Then it was yesterday’s announce that Instagram, a Facebook property, would soon have the right to sell all of your photos, without giving you a dime, or even notice that they’ve been sold.
And now we hear that Facebook will be starting to show auto-play video ads, that start running as soon as you open the page, and they’ll be running in your news feed.
Because nothing says “hate me” more than putting an auto-play ad on your Web site. ABC News does it a lot, and it’s obnoxious. We ban those ads on our site, but some advertisers still manage to slip them through.
The thing is, it’s getting harder and harder to make decent money from online advertising. Some people I talk to think online advertising is dead, permanently, and that Web sites that used to rely on advertising, like the media and blogs, but also places like Facebook, need to reinvent themselves or they won’t be around in a year or two.
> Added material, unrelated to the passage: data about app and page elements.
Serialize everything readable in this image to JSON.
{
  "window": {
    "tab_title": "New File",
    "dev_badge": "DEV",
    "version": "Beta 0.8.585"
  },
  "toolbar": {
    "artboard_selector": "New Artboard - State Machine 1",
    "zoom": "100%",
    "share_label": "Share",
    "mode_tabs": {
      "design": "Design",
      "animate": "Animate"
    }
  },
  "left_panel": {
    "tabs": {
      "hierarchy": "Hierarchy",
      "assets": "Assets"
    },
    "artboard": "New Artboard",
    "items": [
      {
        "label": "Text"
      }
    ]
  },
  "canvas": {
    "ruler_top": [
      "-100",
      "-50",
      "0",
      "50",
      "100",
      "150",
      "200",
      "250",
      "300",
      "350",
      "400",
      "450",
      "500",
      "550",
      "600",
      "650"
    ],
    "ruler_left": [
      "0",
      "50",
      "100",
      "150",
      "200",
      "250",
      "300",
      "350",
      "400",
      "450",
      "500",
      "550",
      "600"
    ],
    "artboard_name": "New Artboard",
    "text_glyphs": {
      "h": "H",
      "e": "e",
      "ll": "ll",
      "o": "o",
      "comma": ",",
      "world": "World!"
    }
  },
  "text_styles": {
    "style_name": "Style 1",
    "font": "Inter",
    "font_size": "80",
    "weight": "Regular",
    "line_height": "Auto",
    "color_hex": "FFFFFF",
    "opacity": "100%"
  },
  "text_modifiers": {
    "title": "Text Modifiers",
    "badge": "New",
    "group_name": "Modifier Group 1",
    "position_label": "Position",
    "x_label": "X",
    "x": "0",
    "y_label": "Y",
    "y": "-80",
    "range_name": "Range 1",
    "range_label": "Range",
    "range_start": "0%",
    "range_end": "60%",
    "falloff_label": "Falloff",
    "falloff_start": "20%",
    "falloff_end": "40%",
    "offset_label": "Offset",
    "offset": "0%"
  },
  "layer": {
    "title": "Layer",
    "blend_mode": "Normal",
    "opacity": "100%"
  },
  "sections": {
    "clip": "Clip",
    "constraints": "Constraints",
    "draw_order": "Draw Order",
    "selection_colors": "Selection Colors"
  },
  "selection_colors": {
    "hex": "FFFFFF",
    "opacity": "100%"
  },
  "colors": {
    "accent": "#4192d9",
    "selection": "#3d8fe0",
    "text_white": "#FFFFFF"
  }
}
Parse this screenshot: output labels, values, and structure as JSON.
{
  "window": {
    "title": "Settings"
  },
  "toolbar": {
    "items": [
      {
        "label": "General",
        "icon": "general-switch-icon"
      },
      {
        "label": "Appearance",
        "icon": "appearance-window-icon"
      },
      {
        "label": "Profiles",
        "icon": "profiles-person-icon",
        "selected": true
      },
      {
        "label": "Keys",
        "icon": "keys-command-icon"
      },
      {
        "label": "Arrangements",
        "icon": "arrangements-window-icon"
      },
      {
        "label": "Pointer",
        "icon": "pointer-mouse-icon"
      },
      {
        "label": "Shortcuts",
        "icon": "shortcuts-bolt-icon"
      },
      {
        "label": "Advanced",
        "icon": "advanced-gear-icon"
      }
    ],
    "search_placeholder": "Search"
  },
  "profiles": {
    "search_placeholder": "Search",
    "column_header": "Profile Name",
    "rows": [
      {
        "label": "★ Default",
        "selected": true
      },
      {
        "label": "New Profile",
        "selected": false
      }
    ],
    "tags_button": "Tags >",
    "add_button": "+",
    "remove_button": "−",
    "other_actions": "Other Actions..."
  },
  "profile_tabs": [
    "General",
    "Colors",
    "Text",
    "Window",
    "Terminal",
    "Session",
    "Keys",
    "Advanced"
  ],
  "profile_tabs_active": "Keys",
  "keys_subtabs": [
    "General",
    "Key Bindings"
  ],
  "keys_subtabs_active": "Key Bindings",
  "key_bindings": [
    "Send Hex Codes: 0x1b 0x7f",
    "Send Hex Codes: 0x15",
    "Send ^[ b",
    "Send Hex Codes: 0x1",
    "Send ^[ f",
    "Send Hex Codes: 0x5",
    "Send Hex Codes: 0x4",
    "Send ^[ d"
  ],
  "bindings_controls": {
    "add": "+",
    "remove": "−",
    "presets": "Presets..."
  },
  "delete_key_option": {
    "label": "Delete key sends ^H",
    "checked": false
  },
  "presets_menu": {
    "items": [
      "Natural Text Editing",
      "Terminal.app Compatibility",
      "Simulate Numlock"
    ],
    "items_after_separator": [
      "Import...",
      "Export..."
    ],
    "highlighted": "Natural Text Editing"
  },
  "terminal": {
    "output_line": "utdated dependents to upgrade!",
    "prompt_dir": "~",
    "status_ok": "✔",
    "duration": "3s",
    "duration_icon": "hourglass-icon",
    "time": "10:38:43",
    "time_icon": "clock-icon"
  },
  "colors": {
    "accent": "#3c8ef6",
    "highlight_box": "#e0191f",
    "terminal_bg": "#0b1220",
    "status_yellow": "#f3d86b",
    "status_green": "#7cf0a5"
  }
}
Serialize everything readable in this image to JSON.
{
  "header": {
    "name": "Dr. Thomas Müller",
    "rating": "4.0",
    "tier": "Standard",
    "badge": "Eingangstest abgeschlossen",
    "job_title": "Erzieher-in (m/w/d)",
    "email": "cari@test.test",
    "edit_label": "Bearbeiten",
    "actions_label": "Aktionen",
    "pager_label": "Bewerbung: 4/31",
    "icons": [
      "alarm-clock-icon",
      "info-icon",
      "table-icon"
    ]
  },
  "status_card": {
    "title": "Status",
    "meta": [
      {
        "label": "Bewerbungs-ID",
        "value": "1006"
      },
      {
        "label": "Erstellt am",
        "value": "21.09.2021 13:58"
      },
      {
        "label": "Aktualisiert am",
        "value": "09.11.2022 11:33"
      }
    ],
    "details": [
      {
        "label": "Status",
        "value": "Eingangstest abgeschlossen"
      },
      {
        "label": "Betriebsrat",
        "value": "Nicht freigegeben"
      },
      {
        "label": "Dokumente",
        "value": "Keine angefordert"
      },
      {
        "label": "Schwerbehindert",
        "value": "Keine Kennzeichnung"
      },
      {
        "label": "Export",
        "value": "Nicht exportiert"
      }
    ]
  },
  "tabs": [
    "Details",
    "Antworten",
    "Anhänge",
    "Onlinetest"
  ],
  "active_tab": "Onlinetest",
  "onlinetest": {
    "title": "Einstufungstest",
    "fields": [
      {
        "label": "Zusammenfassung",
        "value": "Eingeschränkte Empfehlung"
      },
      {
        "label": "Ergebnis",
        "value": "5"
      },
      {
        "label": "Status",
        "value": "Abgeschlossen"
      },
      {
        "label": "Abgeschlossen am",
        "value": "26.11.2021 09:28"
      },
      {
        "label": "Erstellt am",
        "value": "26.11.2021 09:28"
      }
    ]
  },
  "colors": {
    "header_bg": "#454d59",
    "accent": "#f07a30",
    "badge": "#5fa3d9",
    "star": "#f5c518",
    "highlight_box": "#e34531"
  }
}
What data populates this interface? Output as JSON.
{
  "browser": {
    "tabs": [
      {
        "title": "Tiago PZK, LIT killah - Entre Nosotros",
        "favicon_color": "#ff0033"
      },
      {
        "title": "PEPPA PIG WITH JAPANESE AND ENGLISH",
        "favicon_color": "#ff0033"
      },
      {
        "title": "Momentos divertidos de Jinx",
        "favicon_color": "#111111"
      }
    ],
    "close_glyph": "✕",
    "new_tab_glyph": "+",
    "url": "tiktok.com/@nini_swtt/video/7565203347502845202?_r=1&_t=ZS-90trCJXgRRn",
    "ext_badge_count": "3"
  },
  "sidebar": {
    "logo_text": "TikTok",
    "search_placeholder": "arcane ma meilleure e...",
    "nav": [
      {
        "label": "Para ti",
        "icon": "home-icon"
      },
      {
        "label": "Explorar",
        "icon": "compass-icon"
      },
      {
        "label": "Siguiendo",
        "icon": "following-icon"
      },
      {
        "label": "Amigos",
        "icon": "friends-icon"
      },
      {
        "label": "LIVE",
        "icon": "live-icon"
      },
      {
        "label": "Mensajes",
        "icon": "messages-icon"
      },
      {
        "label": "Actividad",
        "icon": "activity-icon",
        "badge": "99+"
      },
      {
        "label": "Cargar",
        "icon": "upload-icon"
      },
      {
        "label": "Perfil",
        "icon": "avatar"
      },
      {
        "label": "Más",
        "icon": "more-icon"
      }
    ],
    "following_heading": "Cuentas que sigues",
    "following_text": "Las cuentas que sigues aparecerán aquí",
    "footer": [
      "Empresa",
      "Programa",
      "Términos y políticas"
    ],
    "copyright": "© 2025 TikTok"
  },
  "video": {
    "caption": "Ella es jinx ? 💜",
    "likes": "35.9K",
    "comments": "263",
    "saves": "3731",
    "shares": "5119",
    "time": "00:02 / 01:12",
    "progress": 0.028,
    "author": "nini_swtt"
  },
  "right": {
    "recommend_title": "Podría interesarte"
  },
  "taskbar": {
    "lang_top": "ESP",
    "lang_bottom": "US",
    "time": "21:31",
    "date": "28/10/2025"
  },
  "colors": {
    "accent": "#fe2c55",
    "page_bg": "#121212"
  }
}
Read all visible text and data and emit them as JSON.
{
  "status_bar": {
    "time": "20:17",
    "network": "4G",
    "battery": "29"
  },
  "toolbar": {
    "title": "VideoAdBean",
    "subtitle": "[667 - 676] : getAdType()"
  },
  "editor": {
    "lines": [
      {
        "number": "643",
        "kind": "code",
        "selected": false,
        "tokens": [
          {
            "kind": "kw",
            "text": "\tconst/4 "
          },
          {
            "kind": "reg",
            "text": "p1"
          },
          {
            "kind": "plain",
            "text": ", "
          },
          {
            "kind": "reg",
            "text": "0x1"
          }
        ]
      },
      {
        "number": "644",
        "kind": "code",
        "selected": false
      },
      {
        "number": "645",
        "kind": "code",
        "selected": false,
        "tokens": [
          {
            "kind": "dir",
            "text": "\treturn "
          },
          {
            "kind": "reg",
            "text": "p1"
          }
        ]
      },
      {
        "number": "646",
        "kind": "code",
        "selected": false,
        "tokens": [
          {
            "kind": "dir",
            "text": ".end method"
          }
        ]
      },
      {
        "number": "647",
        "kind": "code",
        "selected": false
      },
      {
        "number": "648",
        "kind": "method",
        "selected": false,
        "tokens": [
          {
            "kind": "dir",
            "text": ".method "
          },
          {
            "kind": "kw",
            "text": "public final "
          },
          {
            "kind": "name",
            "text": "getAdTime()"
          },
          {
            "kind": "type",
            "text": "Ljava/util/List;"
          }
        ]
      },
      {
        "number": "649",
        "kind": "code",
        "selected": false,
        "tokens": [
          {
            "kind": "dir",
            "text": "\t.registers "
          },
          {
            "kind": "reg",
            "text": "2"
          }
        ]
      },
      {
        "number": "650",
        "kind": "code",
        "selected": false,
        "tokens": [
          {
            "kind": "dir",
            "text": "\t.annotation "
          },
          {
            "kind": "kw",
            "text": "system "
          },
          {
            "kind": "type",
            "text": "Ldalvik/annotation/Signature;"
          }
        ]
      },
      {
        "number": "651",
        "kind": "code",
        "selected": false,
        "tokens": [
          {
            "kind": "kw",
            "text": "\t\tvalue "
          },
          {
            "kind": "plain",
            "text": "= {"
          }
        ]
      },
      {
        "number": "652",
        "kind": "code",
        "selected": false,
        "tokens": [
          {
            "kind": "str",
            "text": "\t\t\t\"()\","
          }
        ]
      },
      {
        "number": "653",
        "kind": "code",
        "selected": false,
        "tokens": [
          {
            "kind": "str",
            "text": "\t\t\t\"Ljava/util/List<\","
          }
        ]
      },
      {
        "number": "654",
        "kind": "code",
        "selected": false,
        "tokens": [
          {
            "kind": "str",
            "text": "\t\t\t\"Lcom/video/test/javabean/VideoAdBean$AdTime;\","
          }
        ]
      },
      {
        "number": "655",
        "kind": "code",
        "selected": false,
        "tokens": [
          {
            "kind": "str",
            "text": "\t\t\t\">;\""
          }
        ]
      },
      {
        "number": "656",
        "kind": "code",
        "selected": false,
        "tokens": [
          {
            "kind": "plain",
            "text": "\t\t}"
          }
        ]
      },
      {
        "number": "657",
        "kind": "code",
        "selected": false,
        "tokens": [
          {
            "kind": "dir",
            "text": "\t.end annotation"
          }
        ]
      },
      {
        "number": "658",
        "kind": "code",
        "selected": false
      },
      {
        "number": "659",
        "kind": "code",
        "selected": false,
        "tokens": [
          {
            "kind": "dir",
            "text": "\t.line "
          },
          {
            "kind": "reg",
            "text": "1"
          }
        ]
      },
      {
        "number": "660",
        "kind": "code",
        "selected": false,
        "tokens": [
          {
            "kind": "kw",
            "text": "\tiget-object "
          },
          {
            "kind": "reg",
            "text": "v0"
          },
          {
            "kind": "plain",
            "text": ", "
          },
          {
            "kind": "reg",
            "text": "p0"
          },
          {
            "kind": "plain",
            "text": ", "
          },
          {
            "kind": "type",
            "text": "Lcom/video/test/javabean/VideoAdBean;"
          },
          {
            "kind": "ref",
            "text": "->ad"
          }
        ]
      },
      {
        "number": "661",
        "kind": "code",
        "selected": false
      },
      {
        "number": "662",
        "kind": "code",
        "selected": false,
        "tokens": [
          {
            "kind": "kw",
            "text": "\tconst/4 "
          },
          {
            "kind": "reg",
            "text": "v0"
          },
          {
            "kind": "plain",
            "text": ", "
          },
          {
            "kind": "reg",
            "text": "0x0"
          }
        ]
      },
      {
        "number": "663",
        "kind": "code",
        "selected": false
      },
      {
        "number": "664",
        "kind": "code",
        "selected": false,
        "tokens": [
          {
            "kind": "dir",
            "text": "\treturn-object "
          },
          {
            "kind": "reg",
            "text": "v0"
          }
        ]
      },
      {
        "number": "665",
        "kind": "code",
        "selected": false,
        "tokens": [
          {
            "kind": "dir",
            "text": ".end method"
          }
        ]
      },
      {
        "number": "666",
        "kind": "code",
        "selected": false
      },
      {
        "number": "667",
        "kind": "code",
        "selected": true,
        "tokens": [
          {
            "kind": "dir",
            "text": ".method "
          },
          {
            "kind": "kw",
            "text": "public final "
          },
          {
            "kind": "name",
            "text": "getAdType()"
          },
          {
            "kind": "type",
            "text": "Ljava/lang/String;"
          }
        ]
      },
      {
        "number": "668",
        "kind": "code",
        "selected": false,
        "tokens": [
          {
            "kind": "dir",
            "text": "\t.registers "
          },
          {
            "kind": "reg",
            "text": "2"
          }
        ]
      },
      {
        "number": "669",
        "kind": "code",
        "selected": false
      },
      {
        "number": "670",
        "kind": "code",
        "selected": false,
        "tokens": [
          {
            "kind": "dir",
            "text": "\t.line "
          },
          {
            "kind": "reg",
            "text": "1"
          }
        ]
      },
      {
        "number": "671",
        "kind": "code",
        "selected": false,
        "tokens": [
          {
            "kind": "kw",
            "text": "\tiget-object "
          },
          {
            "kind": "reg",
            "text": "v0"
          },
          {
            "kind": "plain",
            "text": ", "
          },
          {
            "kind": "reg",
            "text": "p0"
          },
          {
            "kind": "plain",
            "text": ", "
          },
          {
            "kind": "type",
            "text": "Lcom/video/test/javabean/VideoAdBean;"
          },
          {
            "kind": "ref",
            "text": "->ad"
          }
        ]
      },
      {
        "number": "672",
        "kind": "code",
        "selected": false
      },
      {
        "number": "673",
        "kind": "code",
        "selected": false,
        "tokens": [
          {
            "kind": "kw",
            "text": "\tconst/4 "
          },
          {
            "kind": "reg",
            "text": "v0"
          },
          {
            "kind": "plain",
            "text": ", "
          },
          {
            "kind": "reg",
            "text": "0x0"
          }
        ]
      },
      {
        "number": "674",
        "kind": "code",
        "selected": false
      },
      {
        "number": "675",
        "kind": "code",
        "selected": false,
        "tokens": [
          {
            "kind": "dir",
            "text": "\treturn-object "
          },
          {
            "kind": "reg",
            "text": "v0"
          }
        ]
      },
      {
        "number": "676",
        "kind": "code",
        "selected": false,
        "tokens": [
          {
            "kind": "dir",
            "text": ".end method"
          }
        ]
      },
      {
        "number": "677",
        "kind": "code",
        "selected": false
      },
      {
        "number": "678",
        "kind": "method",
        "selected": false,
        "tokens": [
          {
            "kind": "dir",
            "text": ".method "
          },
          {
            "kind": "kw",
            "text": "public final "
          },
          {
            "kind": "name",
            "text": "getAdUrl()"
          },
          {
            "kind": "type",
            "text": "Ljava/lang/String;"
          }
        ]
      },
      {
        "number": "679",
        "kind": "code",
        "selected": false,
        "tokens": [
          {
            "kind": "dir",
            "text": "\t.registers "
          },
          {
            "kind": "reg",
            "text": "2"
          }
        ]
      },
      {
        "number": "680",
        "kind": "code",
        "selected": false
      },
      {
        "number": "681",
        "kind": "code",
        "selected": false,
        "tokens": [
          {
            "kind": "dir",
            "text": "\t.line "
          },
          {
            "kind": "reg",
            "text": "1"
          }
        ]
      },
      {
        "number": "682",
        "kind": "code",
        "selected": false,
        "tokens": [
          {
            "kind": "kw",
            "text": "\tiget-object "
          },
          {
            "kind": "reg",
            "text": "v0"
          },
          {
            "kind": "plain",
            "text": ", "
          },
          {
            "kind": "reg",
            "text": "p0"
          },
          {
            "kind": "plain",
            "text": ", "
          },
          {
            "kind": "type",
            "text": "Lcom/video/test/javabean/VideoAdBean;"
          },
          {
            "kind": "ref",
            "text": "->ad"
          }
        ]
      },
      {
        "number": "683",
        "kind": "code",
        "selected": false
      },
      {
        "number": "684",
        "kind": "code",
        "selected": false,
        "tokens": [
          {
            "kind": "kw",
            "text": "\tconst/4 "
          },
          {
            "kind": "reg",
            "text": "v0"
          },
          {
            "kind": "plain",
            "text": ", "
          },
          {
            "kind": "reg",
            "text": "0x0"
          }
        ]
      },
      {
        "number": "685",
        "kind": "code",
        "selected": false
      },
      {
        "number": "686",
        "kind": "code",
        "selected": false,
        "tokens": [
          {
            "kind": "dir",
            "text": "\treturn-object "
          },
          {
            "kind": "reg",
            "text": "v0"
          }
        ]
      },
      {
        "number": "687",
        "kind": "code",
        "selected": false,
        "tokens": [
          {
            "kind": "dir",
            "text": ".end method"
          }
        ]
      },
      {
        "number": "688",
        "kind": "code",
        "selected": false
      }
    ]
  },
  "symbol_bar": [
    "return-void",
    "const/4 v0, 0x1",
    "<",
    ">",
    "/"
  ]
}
And they’re not entirely wrong.
Advertising revenue died when Lehman Brothers collapsed, and it’s only come back so-so in the past year or two. In the meantime, competition is on the rise, not just from other media sites, but from other sites that people use to peruse our content before deciding whether to come to our site, like Twitter and Facebook. So you have an ever-more-difficult search for eyeballs mixed with a permanently crippled advertising climate. What’s your alternative? For some, like Facebook, it’s the online version of fracking – something that can squeeze out that last hard-to-get advertising dollar – auto-play ads.
We don’t ever plan on going there, if I can help. But I’ve certainly gotten more sympathetic to the need for advertising, and less annoyed when someone else’s site loads a bit more slowly because of the ads. I undersand how hard it is to make a living online. But auto-play ads? Really?
I’ll stick with asking you all nicely to please donate to the blog so we can keep the obnoxious ads quiet :)